About the Westward Expansion Lesson
An overview of the major factors that ultimately allowed the United States to expand from the Atlantic coast to the Pacific. Can be used as a general overview or it provides bases for an in-depth study of the Westward Expansion.
• To identify the following individuals and their roles in the Louisiana Purchase: Thomas Jefferson, Lewis and Clark, and Sacagawea
• To compare the area of the United States before and after the Louisiana Purchase
• To be able to discuss the causes and effects of Westward Expansion
• To describe how new forms of transportation and communication impacted the Western Expansion of the United States.
What did the United States look like before Westward Expansion?
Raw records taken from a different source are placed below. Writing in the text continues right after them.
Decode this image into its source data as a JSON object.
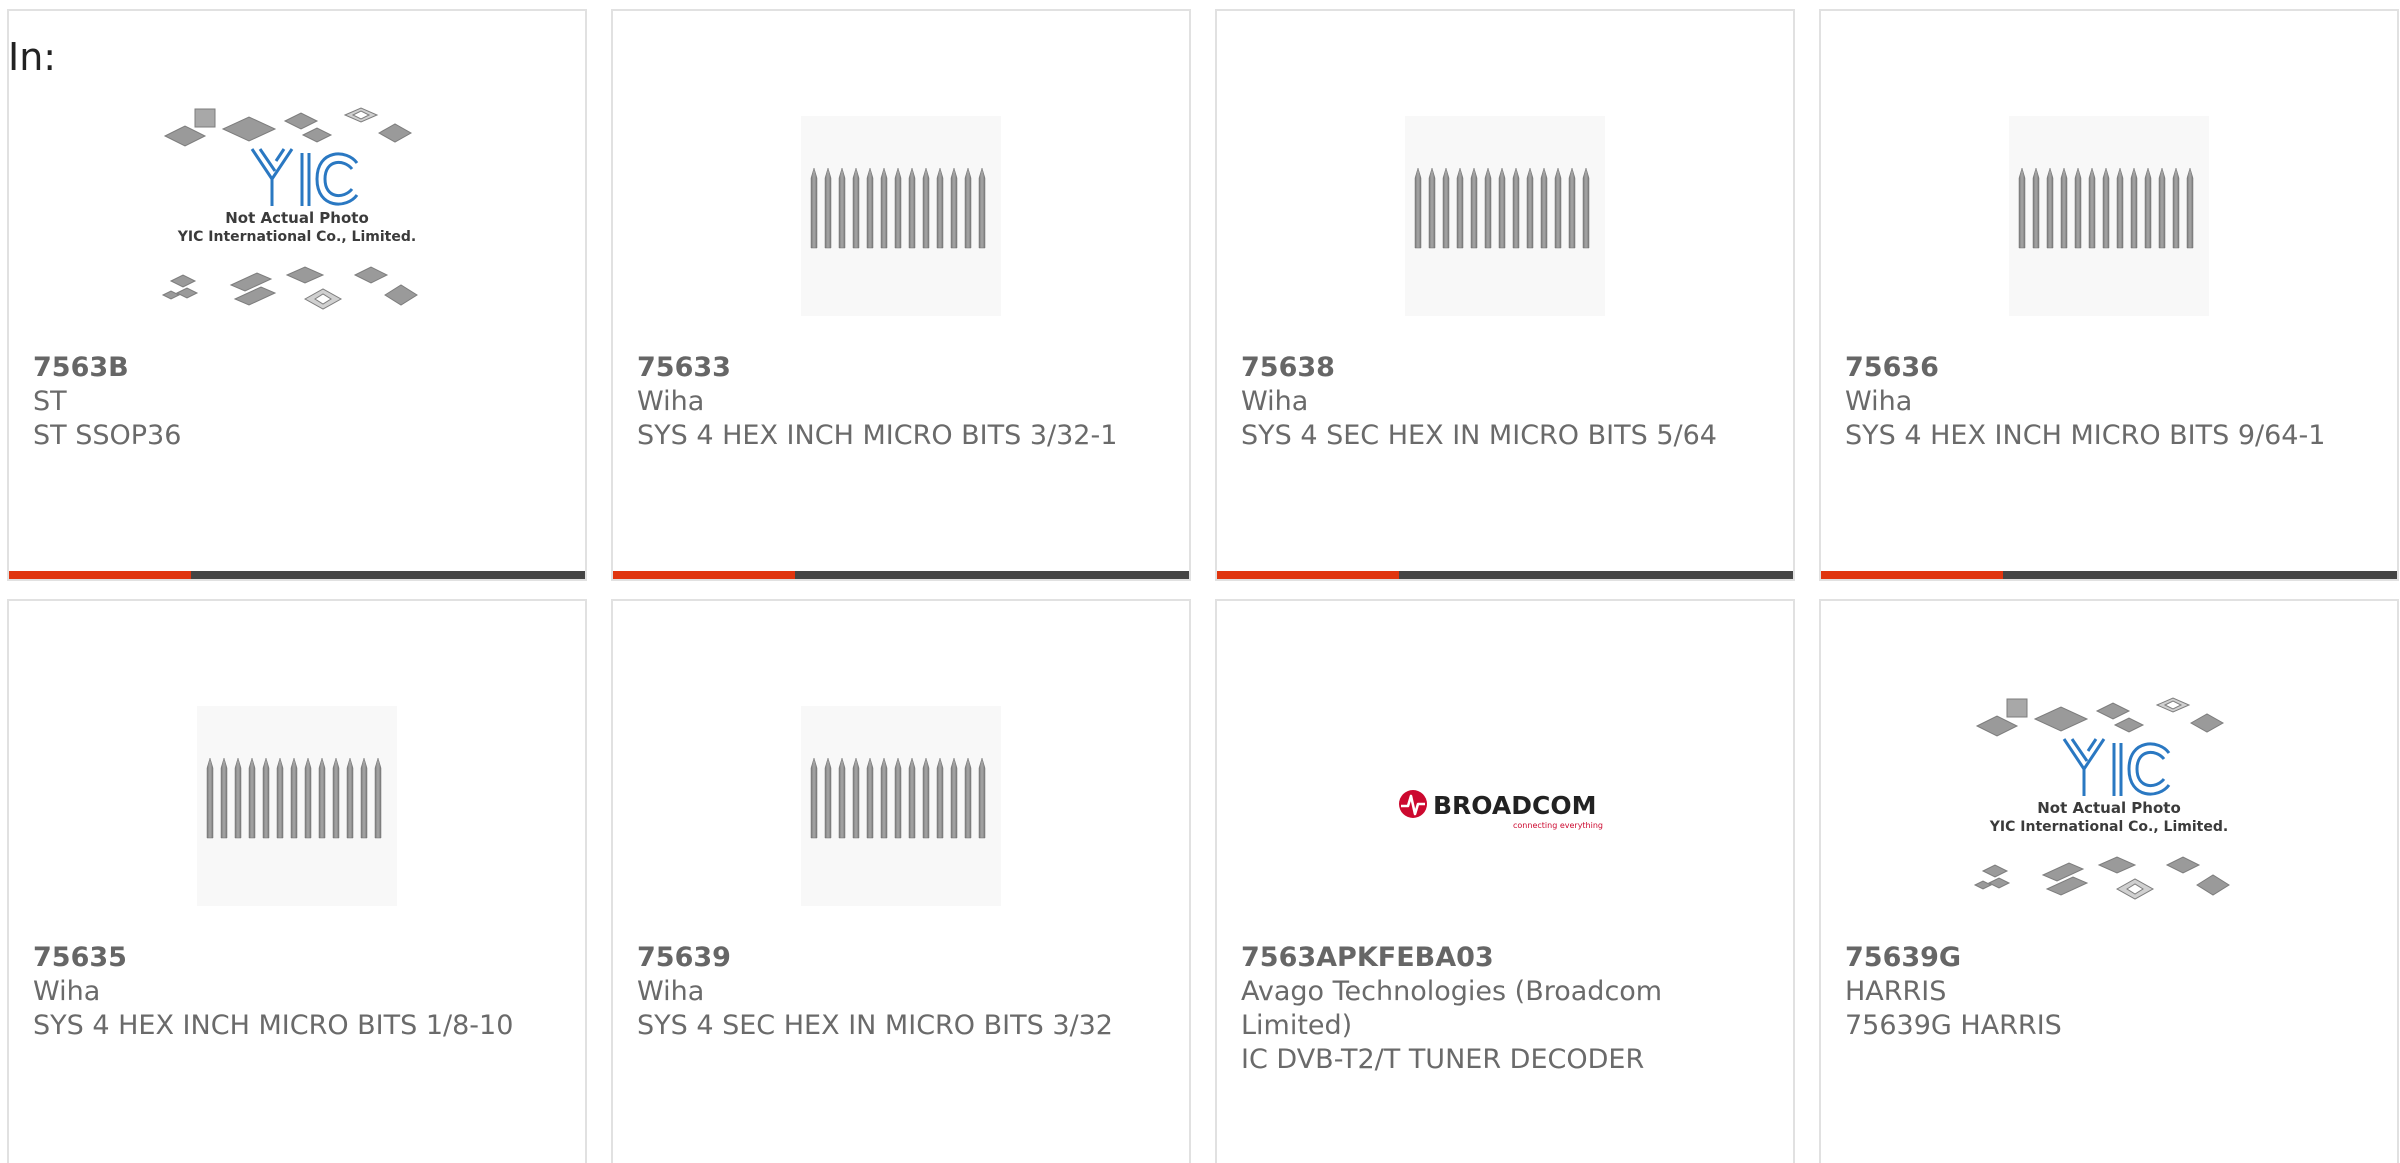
{
  "page": {
    "heading": "In:"
  },
  "placeholder_image": {
    "line1": "Not Actual Photo",
    "line2": "YIC International Co., Limited.",
    "logo": "YIC"
  },
  "broadcom_image": {
    "brand": "BROADCOM",
    "tagline": "connecting everything"
  },
  "colors": {
    "accent": "#e0350f",
    "bar": "#444444",
    "text": "#6a6a6a",
    "border": "#e1e1e1"
  },
  "products": [
    {
      "part_number": "7563B",
      "manufacturer": "ST",
      "description": "ST SSOP36",
      "image": "placeholder-chips-icon"
    },
    {
      "part_number": "75633",
      "manufacturer": "Wiha",
      "description": "SYS 4 HEX INCH MICRO BITS 3/32-1",
      "image": "micro-bits-icon"
    },
    {
      "part_number": "75638",
      "manufacturer": "Wiha",
      "description": "SYS 4 SEC HEX IN MICRO BITS 5/64",
      "image": "micro-bits-icon"
    },
    {
      "part_number": "75636",
      "manufacturer": "Wiha",
      "description": "SYS 4 HEX INCH MICRO BITS 9/64-1",
      "image": "micro-bits-icon"
    },
    {
      "part_number": "75635",
      "manufacturer": "Wiha",
      "description": "SYS 4 HEX INCH MICRO BITS 1/8-10",
      "image": "micro-bits-icon"
    },
    {
      "part_number": "75639",
      "manufacturer": "Wiha",
      "description": "SYS 4 SEC HEX IN MICRO BITS 3/32",
      "image": "micro-bits-icon"
    },
    {
      "part_number": "7563APKFEBA03",
      "manufacturer": "Avago Technologies (Broadcom Limited)",
      "description": "IC DVB-T2/T TUNER DECODER",
      "image": "broadcom-logo-icon"
    },
    {
      "part_number": "75639G",
      "manufacturer": "HARRIS",
      "description": "75639G HARRIS",
      "image": "placeholder-chips-icon"
    }
  ]
}
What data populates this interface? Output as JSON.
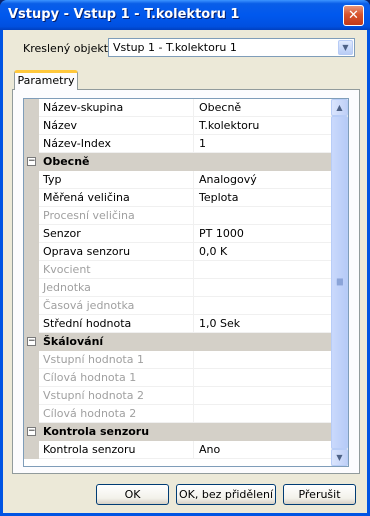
{
  "window": {
    "title": "Vstupy - Vstup 1 - T.kolektoru 1",
    "close_symbol": "✕"
  },
  "object_selector": {
    "label": "Kreslený objekt:",
    "value": "Vstup 1 - T.kolektoru 1"
  },
  "tabs": [
    {
      "label": "Parametry"
    }
  ],
  "property_grid": {
    "rows": [
      {
        "type": "prop",
        "name": "Název-skupina",
        "value": "Obecně",
        "enabled": true
      },
      {
        "type": "prop",
        "name": "Název",
        "value": "T.kolektoru",
        "enabled": true
      },
      {
        "type": "prop",
        "name": "Název-Index",
        "value": "1",
        "enabled": true
      },
      {
        "type": "category",
        "name": "Obecně",
        "expander": "−"
      },
      {
        "type": "prop",
        "name": "Typ",
        "value": "Analogový",
        "enabled": true
      },
      {
        "type": "prop",
        "name": "Měřená veličina",
        "value": "Teplota",
        "enabled": true
      },
      {
        "type": "prop",
        "name": "Procesní veličina",
        "value": "",
        "enabled": false
      },
      {
        "type": "prop",
        "name": "Senzor",
        "value": "PT 1000",
        "enabled": true
      },
      {
        "type": "prop",
        "name": "Oprava senzoru",
        "value": "0,0 K",
        "enabled": true
      },
      {
        "type": "prop",
        "name": "Kvocient",
        "value": "",
        "enabled": false
      },
      {
        "type": "prop",
        "name": "Jednotka",
        "value": "",
        "enabled": false
      },
      {
        "type": "prop",
        "name": "Časová jednotka",
        "value": "",
        "enabled": false
      },
      {
        "type": "prop",
        "name": "Střední hodnota",
        "value": "1,0 Sek",
        "enabled": true
      },
      {
        "type": "category",
        "name": "Škálování",
        "expander": "−"
      },
      {
        "type": "prop",
        "name": "Vstupní hodnota 1",
        "value": "",
        "enabled": false
      },
      {
        "type": "prop",
        "name": "Cílová hodnota 1",
        "value": "",
        "enabled": false
      },
      {
        "type": "prop",
        "name": "Vstupní hodnota 2",
        "value": "",
        "enabled": false
      },
      {
        "type": "prop",
        "name": "Cílová hodnota 2",
        "value": "",
        "enabled": false
      },
      {
        "type": "category",
        "name": "Kontrola senzoru",
        "expander": "−"
      },
      {
        "type": "prop",
        "name": "Kontrola senzoru",
        "value": "Ano",
        "enabled": true
      }
    ],
    "scrollbar": {
      "up_symbol": "▲",
      "down_symbol": "▼"
    }
  },
  "buttons": {
    "ok": "OK",
    "ok_no_assign": "OK, bez přidělení",
    "cancel": "Přerušit"
  },
  "colors": {
    "title_bar": "#0058ee",
    "dialog_face": "#ece9d8",
    "category_bg": "#d4d0c8",
    "disabled_text": "#a0a0a0"
  }
}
In 1803, Thomas Jefferson, the third president of the United States, purchased 828,000 square miles from France. This was called the Louisiana Purchase and it contained all of present-day Arkansas, Missouri, Iowa, Oklahoma, Kansas, Nebraska, parts of Minnesota that were south of the Mississippi River, most of North Dakota, nearly all of South Dakota, northeastern New Mexico, northern Texas, the portions of Montana, Wyoming, and Colorado east of the Continental Divide, and Louisiana on both sides of the Mississippi River, including the city of New Orleans. Before the Louisiana Purchase, the United States had only 13 states.
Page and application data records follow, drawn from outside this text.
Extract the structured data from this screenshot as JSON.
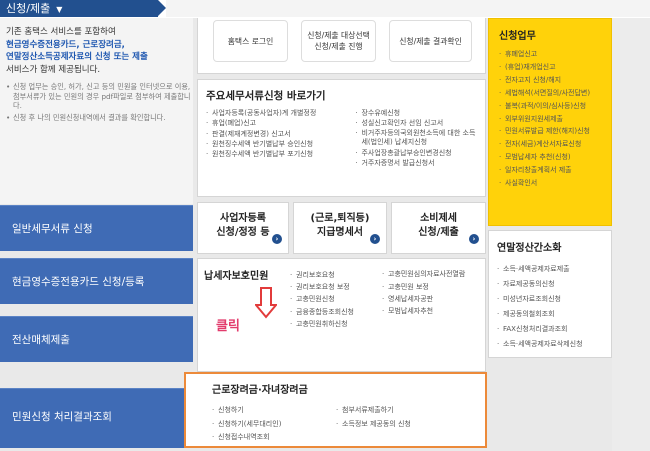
{
  "header": {
    "tab_title": "신청/제출",
    "tab_chevron": "▼"
  },
  "intro": {
    "line1": "기존 홈택스 서비스를 포함하여",
    "highlight1": "현금영수증전용카드, 근로장려금,",
    "highlight2": "연말정산소득공제자료의 신청 또는 제출",
    "line4": "서비스가 함께 제공됩니다."
  },
  "notes": [
    "신청 업무는 승인, 허가, 신고 등의 민원을 인터넷으로 이용, 첨부서류가 있는 민원의 경우 pdf파일로 첨부하여 제출합니다.",
    "신청 후 나의 민원신청내역에서 결과를 확인합니다."
  ],
  "left_nav": [
    "일반세무서류 신청",
    "현금영수증전용카드 신청/등록",
    "전산매체제출",
    "민원신청 처리결과조회"
  ],
  "top_actions": {
    "login": "홈택스 로그인",
    "select_line1": "신청/제출 대상선택",
    "select_line2": "신청/제출 진행",
    "result": "신청/제출 결과확인"
  },
  "shortcut": {
    "title": "주요세무서류신청 바로가기",
    "col1": [
      "사업자등록(공동사업자)계 개별정정",
      "휴업(폐업)신고",
      "판결(제재계정변경) 신고서",
      "원천징수세액 반기별납부 승인신청",
      "원천징수세액 반기별납부 포기신청"
    ],
    "col2": [
      "장수유예신청",
      "성실신고확인자 선임 신고서",
      "비거주자등의국외원천소득에 대한 소득세(법인세) 납세지신청",
      "주사업장총괄납부승인변경신청",
      "거주자증명서 발급신청서"
    ]
  },
  "services": [
    {
      "line1": "사업자등록",
      "line2": "신청/정정 등",
      "go": "›"
    },
    {
      "line1": "(근로,퇴직등)",
      "line2": "지급명세서",
      "go": "›"
    },
    {
      "line1": "소비제세",
      "line2": "신청/제출",
      "go": "›"
    }
  ],
  "protect": {
    "title": "납세자보호민원",
    "click": "클릭",
    "col1": [
      "권리보호요청",
      "권리보호요청 보정",
      "고충민원신청",
      "금융종합등조회신청",
      "고충민원취하신청"
    ],
    "col2": [
      "고충민원심의자료사전열람",
      "고충민원 보정",
      "영세납세자공판",
      "모범납세자추천"
    ]
  },
  "child": {
    "title": "근로장려금·자녀장려금",
    "col1": [
      "신청하기",
      "신청하기(세무대리인)",
      "신청접수내역조회"
    ],
    "col2": [
      "첨부서류제출하기",
      "소득정보 제공동의 신청"
    ]
  },
  "apply": {
    "title": "신청업무",
    "items": [
      "휴폐업신고",
      "(휴업)재개업신고",
      "전자고지 신청/해지",
      "세법해석(서면질의/사전답변)",
      "불복(과적/이의/심사등)신청",
      "외부위원지원세제출",
      "민원서류발급 제한(해지)신청",
      "전자(세금)계산서자료신청",
      "모범납세자 추천(신청)",
      "일자리창출계획서 제출",
      "사실확인서"
    ]
  },
  "yearend": {
    "title": "연말정산간소화",
    "items": [
      "소득·세액공제자료제출",
      "자료제공동의신청",
      "미성년자료조회신청",
      "제공동의철회조회",
      "FAX신청처리결과조회",
      "소득·세액공제자료삭제신청"
    ]
  },
  "colors": {
    "brand": "#22508f",
    "nav": "#3f6bb5",
    "apply": "#ffd20a",
    "highlight": "#ec8a3a",
    "click": "#e23b6c"
  }
}
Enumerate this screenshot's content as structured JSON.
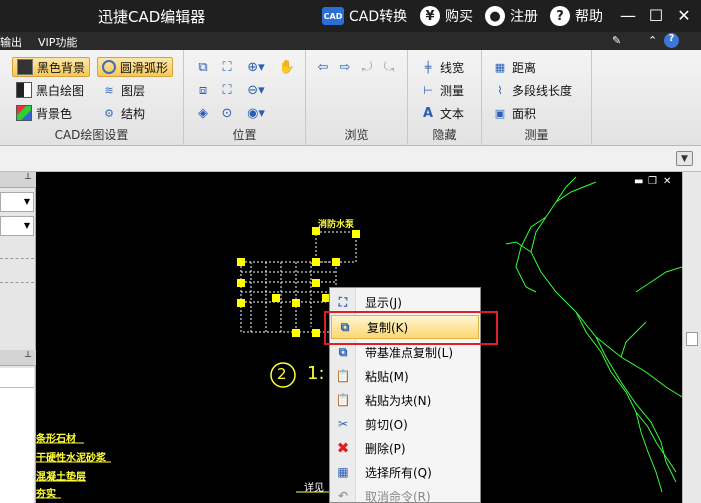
{
  "app": {
    "title": "迅捷CAD编辑器",
    "titlebar_buttons": [
      {
        "label": "CAD转换",
        "icon": "cad-icon"
      },
      {
        "label": "购买",
        "icon": "yen-icon"
      },
      {
        "label": "注册",
        "icon": "user-icon"
      },
      {
        "label": "帮助",
        "icon": "help-icon"
      }
    ]
  },
  "menubar": {
    "items": [
      "输出",
      "VIP功能"
    ]
  },
  "ribbon": {
    "groups": {
      "cad_settings": {
        "label": "CAD绘图设置",
        "buttons": [
          "黑色背景",
          "圆滑弧形",
          "黑白绘图",
          "图层",
          "背景色",
          "结构"
        ]
      },
      "position": {
        "label": "位置"
      },
      "browse": {
        "label": "浏览"
      },
      "hide": {
        "label": "隐藏",
        "buttons": [
          "线宽",
          "测量",
          "文本"
        ]
      },
      "measure": {
        "label": "测量",
        "buttons": [
          "距离",
          "多段线长度",
          "面积"
        ]
      }
    }
  },
  "drawing": {
    "circled_number": "2",
    "scale_fragment": "1:",
    "top_label": "消防水泵",
    "bottom_label": "详见",
    "left_annotations": [
      "条形石材",
      "干硬性水泥砂浆",
      "混凝土垫层",
      "夯实"
    ],
    "colors": {
      "lines": "#33ff33",
      "grips": "#ffff00",
      "text": "#ffff3a"
    }
  },
  "context_menu": {
    "items": [
      {
        "label": "显示(J)",
        "icon": "zoom-extents-icon",
        "state": "normal"
      },
      {
        "label": "复制(K)",
        "icon": "copy-icon",
        "state": "highlighted"
      },
      {
        "label": "带基准点复制(L)",
        "icon": "copy-basepoint-icon",
        "state": "normal"
      },
      {
        "label": "粘贴(M)",
        "icon": "paste-icon",
        "state": "normal"
      },
      {
        "label": "粘贴为块(N)",
        "icon": "paste-block-icon",
        "state": "normal"
      },
      {
        "label": "剪切(O)",
        "icon": "scissors-icon",
        "state": "normal"
      },
      {
        "label": "删除(P)",
        "icon": "delete-x-icon",
        "state": "normal"
      },
      {
        "label": "选择所有(Q)",
        "icon": "select-all-icon",
        "state": "normal"
      },
      {
        "label": "取消命令(R)",
        "icon": "undo-icon",
        "state": "disabled"
      }
    ]
  }
}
Why did President Jefferson make such a huge purchase?
The main reason President Jefferson purchased this land is that New Orleans was the main port for trade.